We’re big fans of some of the advice Mom gave us as kids here at Rockwood. That included sending thank-you notes – even to Aunt Clara for the world’s most unwearable pajamas she gave us one year.
Within the job search, a similar follow up regimen highlighted in this blog may not always be helpful in preventing more bunny suits, but Mom’s Rules still apply – for the “gift” of an interview, sending a thank-you note is a good idea.
Just like the blog in the link above, we recommend sending a thank-you note after an interview – but just like the blog, we continue to emphasize that accuracy is of the utmost importance. Getting a business card from the people you’ve interviewed with is a great start, but if one is not available asking for correct spelling and title is fine at the conclusion of the interview.

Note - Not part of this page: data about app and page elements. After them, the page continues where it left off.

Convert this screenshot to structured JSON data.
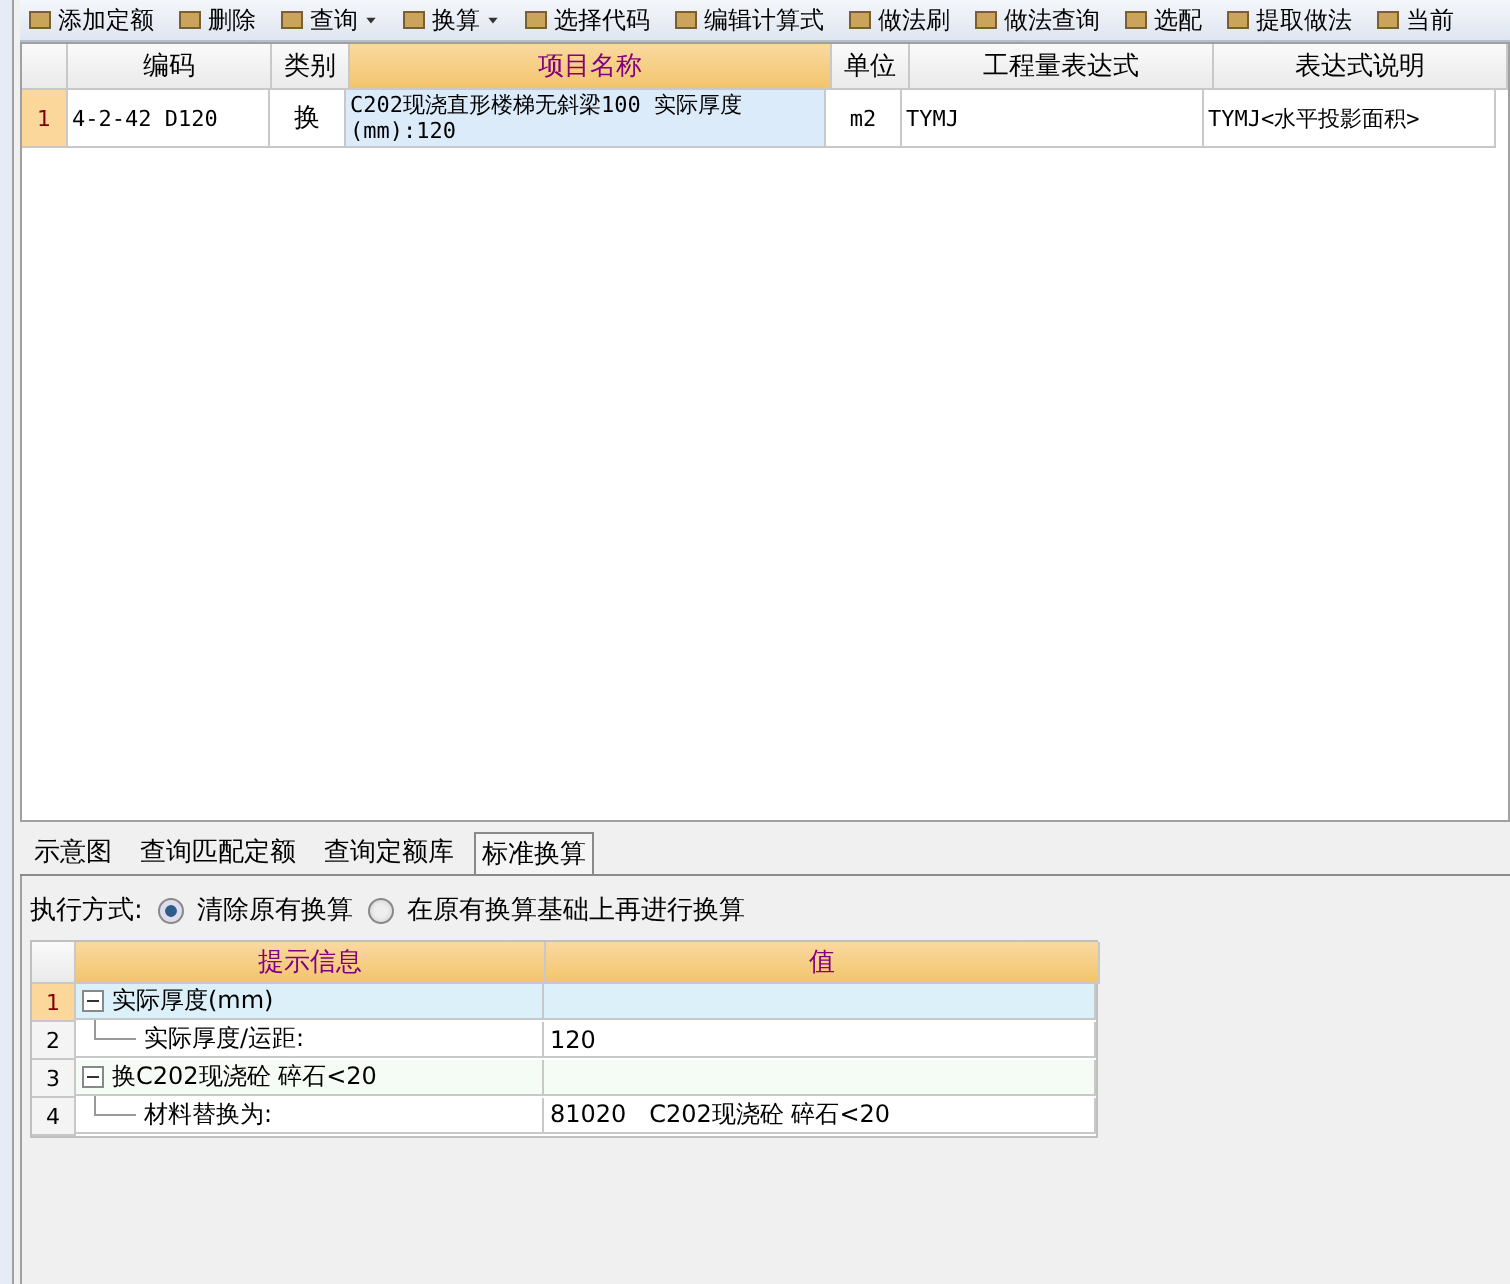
{
  "toolbar": [
    {
      "label": "添加定额"
    },
    {
      "label": "删除"
    },
    {
      "label": "查询",
      "dropdown": true
    },
    {
      "label": "换算",
      "dropdown": true
    },
    {
      "label": "选择代码"
    },
    {
      "label": "编辑计算式"
    },
    {
      "label": "做法刷"
    },
    {
      "label": "做法查询"
    },
    {
      "label": "选配"
    },
    {
      "label": "提取做法"
    },
    {
      "label": "当前"
    }
  ],
  "table": {
    "columns": [
      "编码",
      "类别",
      "项目名称",
      "单位",
      "工程量表达式",
      "表达式说明"
    ],
    "rows": [
      {
        "number": "1",
        "selected": true,
        "cells": [
          "4-2-42 D120",
          "换",
          "C202现浇直形楼梯无斜梁100 实际厚度(mm):120",
          "m2",
          "TYMJ",
          "TYMJ<水平投影面积>"
        ]
      }
    ]
  },
  "tabs": [
    {
      "label": "示意图",
      "selected": false
    },
    {
      "label": "查询匹配定额",
      "selected": false
    },
    {
      "label": "查询定额库",
      "selected": false
    },
    {
      "label": "标准换算",
      "selected": true
    }
  ],
  "execution_mode": {
    "label": "执行方式:",
    "options": [
      {
        "label": "清除原有换算",
        "selected": true
      },
      {
        "label": "在原有换算基础上再进行换算",
        "selected": false
      }
    ]
  },
  "conversion_table": {
    "columns": [
      "提示信息",
      "值"
    ],
    "rows": [
      {
        "number": "1",
        "kind": "group",
        "selected": true,
        "expanded": true,
        "info": "实际厚度(mm)",
        "value": ""
      },
      {
        "number": "2",
        "kind": "item",
        "selected": false,
        "info": "实际厚度/运距:",
        "value": "120"
      },
      {
        "number": "3",
        "kind": "group",
        "selected": false,
        "expanded": true,
        "info": "换C202现浇砼 碎石<20",
        "value": ""
      },
      {
        "number": "4",
        "kind": "item",
        "selected": false,
        "info": "材料替换为:",
        "value": "81020   C202现浇砼 碎石<20"
      }
    ]
  }
}
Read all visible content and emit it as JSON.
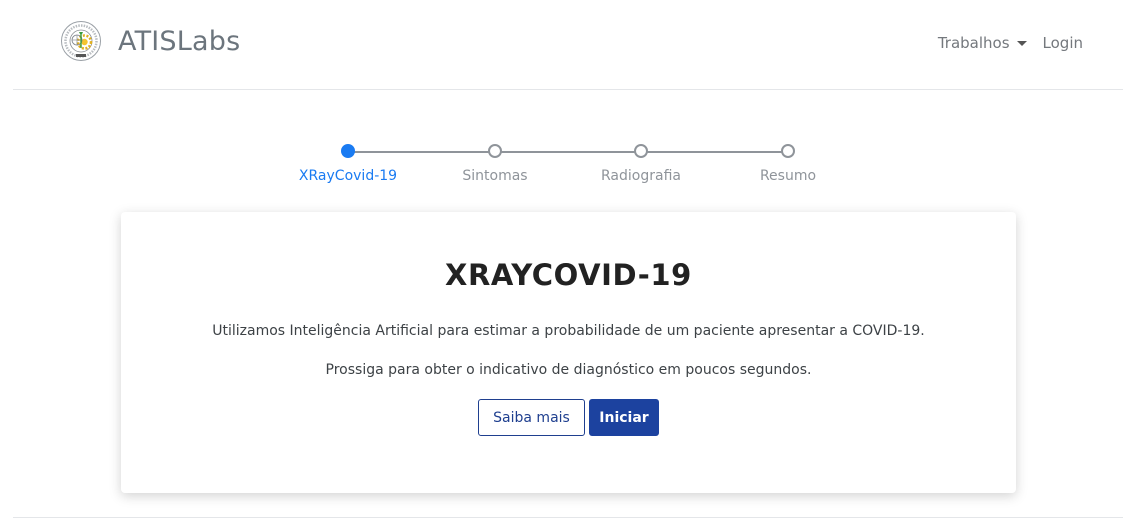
{
  "navbar": {
    "brand": "ATISLabs",
    "logo_icon": "university-seal-icon",
    "links": [
      {
        "label": "Trabalhos",
        "has_dropdown": true
      },
      {
        "label": "Login",
        "has_dropdown": false
      }
    ]
  },
  "stepper": {
    "active_color": "#1a7bf2",
    "steps": [
      {
        "label": "XRayCovid-19",
        "active": true
      },
      {
        "label": "Sintomas",
        "active": false
      },
      {
        "label": "Radiografia",
        "active": false
      },
      {
        "label": "Resumo",
        "active": false
      }
    ]
  },
  "card": {
    "title": "XRAYCOVID-19",
    "text_1": "Utilizamos Inteligência Artificial para estimar a probabilidade de um paciente apresentar a COVID-19.",
    "text_2": "Prossiga para obter o indicativo de diagnóstico em poucos segundos.",
    "secondary_button": "Saiba mais",
    "primary_button": "Iniciar",
    "primary_color": "#1c429f"
  }
}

Unlike the blog, though, the typical approach we suggest is example-driven – an opening sentence like the one shown in the link is good, but any points made about your qualifications are best proven through statements of directly relevant experience: “You mentioned in the interview that recruiting was a big part of the role; I am excited about being able to leverage my 20 years of recruiting experience in search firm and Human Resources environments for [company].”
We typically suggest making 2 or 3 points that link statements made by the interviewer to your experience – it both shows the interviewer you were listening and gives you a chance to “double up” on connecting the dots for interviewers. The letter should be brief and to the point – exhaustive reviews of your qualifications will likely not be read.
The call afterwards – 3-5 days was suggested in the blog – should be handled on a case-by-case basis. If an interviewer tells you there’s still 2 weeks before the manager is back, you might consider waiting longer.
We must also admit that we have sometimes only breezed through thank-you notes ourselves – but a well-written thank you note with an appropriately-timed follow up call has never harmed the process, and many times reminds us of action steps we need to take.
Tags: Dan Ogden